Every city has more than one story to tell and one face to show. Regardless of the artistic background, each place is full of inspiring individuals making its own culture and story. In Plus’s online initiative, ‘City Talks,’ we feature 10 creatives representing the designated city per season, asking contributors to share personal relatedness and building an engaging community that gives a sense of belonging.
The second season takes place in Los Angeles, and this week, we discuss with Kenturah Davis. Davis is an artist whose work oscillates between various facets of portraiture and design. Using text as a point of departure, she explores the fundamental role that language has in shaping how we understand ourselves and the world around us. This manifests in a variety of forms including drawings, textiles, and objects.
What is the first thing you do when you wake up?
I try not to look at my phone.
Where is your favorite (go-to) restaurant in LA? Why?
Azla Vegan! My dear friend Nesanet Abegaze co-founded this amazing Ethiopian Eatery with her mother Azla. Located in Leimert park, the special little spot greets you with the scent of warm incense, spices, and friendly staff. Recently she transformed the menu to offer tribute to the 100-year-old historical connection between Ethiopia and Mexico. My favs are the Abajale and Soy Africano tacos.
What are your ways of recharging/ taking breaks?
I listen to music often when I’m working, so the occasional dance break is a great reset. I’m also not too far from the Huntington Library and Botanical Gardens. I try to go at least once a week for a nice long walk and/or find a nice shaded bench to read.

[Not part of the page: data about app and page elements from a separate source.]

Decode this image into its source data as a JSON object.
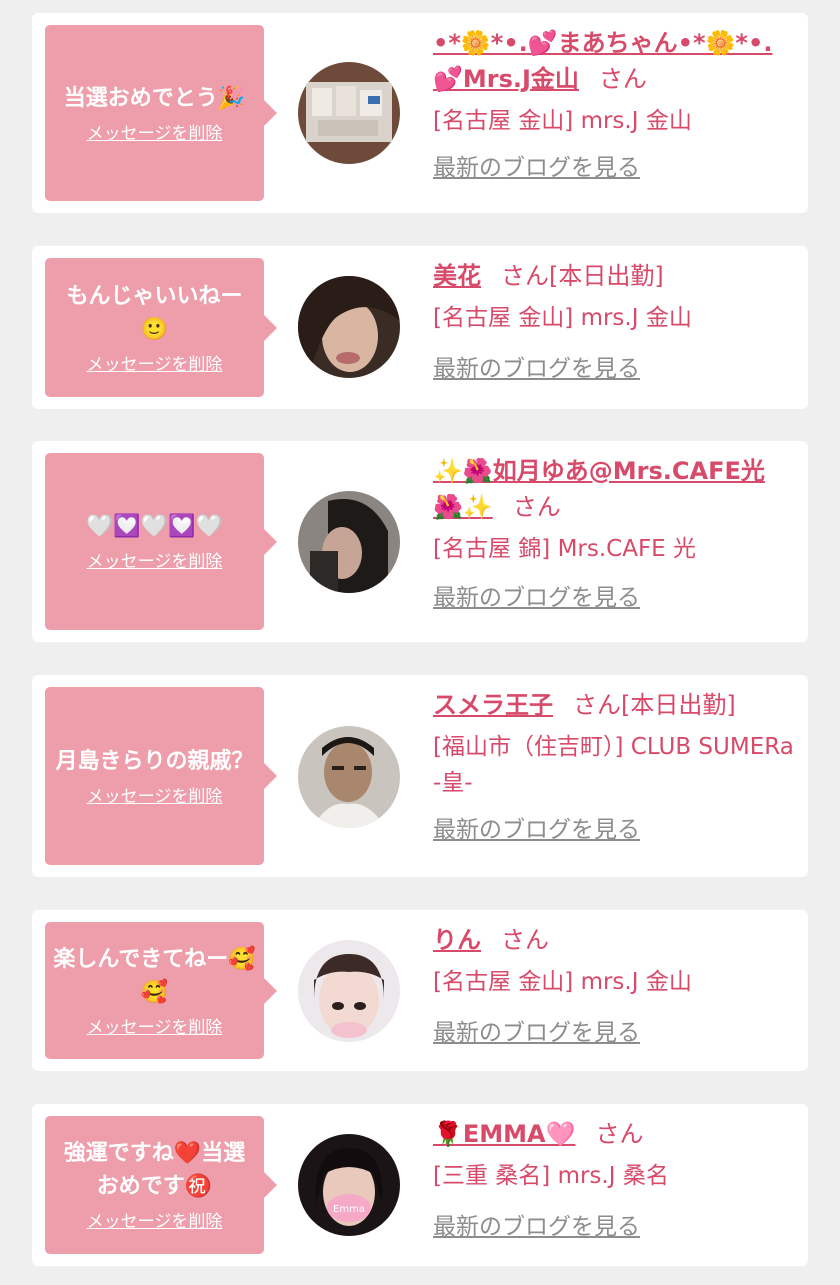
{
  "delete_label": "メッセージを削除",
  "blog_label": "最新のブログを見る",
  "san_label": "さん",
  "cards": [
    {
      "message": "当選おめでとう🎉",
      "name": "•*🌼*•.💕まあちゃん•*🌼*•.💕Mrs.J金山",
      "tag": "",
      "shop": "[名古屋 金山] mrs.J 金山"
    },
    {
      "message": "もんじゃいいねー🙂",
      "name": "美花",
      "tag": "[本日出勤]",
      "shop": "[名古屋 金山] mrs.J 金山"
    },
    {
      "message": "🤍💟🤍💟🤍",
      "name": "✨🌺如月ゆあ@Mrs.CAFE光🌺✨",
      "tag": "",
      "shop": "[名古屋 錦] Mrs.CAFE 光"
    },
    {
      "message": "月島きらりの親戚？",
      "name": "スメラ王子",
      "tag": "[本日出勤]",
      "shop": "[福山市（住吉町）] CLUB SUMERa -皇-"
    },
    {
      "message": "楽しんできてねー🥰🥰",
      "name": "りん",
      "tag": "",
      "shop": "[名古屋 金山] mrs.J 金山"
    },
    {
      "message": "強運ですね❤️当選おめです㊗️",
      "name": "🌹EMMA🩷",
      "tag": "",
      "shop": "[三重 桑名] mrs.J 桑名"
    }
  ]
}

What song(s) are you into these days?
Tierra Wack has an amazing song and video for her song “Heaven” which is a haunting lamentation for the loss of loved ones. Kadhja Bonet has this jam, “Delphine” that is just so enchanting too. I also thought the soundtrack to the film “The Harder They Fall” was super fresh, including reggae (which I love) and “Wednesday’s Child” by my fav Alice Smith.
Your work explores the fundamental role the language has in shaping how we understand ourselves and curious to know how your creative process begins and the use of language in your medium (textile, photography, washi) as well as the colors and shadows.
My process usually starts with a question or fascination about perception and the particular way we use language to deal with those perceptions. Those questions usually determine what manner the text takes shape in the work. Lately, I’ve been reading about the physics of time, so making images that record the passing of time and are embedded with texts that describe our perception of time is one example. Another example are the weavings, where I write a text on paper, then process that paper into threads that I can weave with. This results in a cloth that is encoded with information, merging the etymological connection between text and textile.
You mentioned your goal is to set up a framework, a structure where students and yourself can learn from each other, share our interests, and develop expertise. Can you elaborate on this?
Teaching at a liberal arts college (Occidental College) is interesting because most of my students’ primary interests lie across many academic disciplines outside of art. I’ve made it my responsibility to show them the ways that contemporary artists are also working across disciplines. I encourage them to integrate their own growing expertise into their projects, so we can see and talk about the ways multi-faceted ways that artistic practices can address the contemporary issues and possibilities of our time. I think this helps to make art seem way more accessible and relevant. It’s also an opportunity for me to learn something from them about their own research.
Your subjects are faded and show a strong sense of movement, which reminds me of long exposure with the camera. What does this blurriness imply to you?
Actually, most of the drawings from the past few years have all come out of experimenting with long-exposure photography. The drawings translate the blur and movement in those images into information/text. They translate the durational aspect of the time I spent with a sitter. These blurry figures also affirm the questions that the texts in the image raise. Language is blurry and shifts in meaning from one context to another. It can succinctly describe our experience, but it can also fail us. These drawings grapple with the limits and possibilities of language.
Is there a quote or a phrase you always resonate with?
“Blur in the interest of precision” is a phrase I picked up from a Fred Moten text. It’s a phrase that I think about all the time that guides my practice.
If you could have any artwork in your house, what would it be?
I’ve been thinking about Sarah Sze’s “Split Stone” which reminds me of this Zora Neale Hurston quote: “Like the dead-seeming, cold rocks, I have memories within that came out of the material that went to make me. Time and place have had their say. So you will have to know something about the time and place where I came from, in order that you may interpret the incidents and directions of my life.” It is a boulder that’s been precisely sliced into two parts. Its interior reveals this pixelated sunset sky, transforming its terrestrial exterior with this ephemeral interior.
How would you describe the art scene in Los Angeles?
It’s pretty multi-faceted. It also seems a little less hierarchical than other art centers…or at least the hierarchies maybe aren’t as obvious.
Which three qualities in yourself are you most thankful for?
I wouldn’t be the artist I am today without patience…The intricate nature of the drawings I make demands it. If I’m being generous to myself, I’d describe myself as cerebral. I like seeking knowledge and being curious about the nature of our existence. I also have an affinity for analog technologies. I love making things with my hands and continuing old traditions like weaving, hand-writing, and book-making.
Listen to all the favorite songs picked by our City Talks contributors HERE.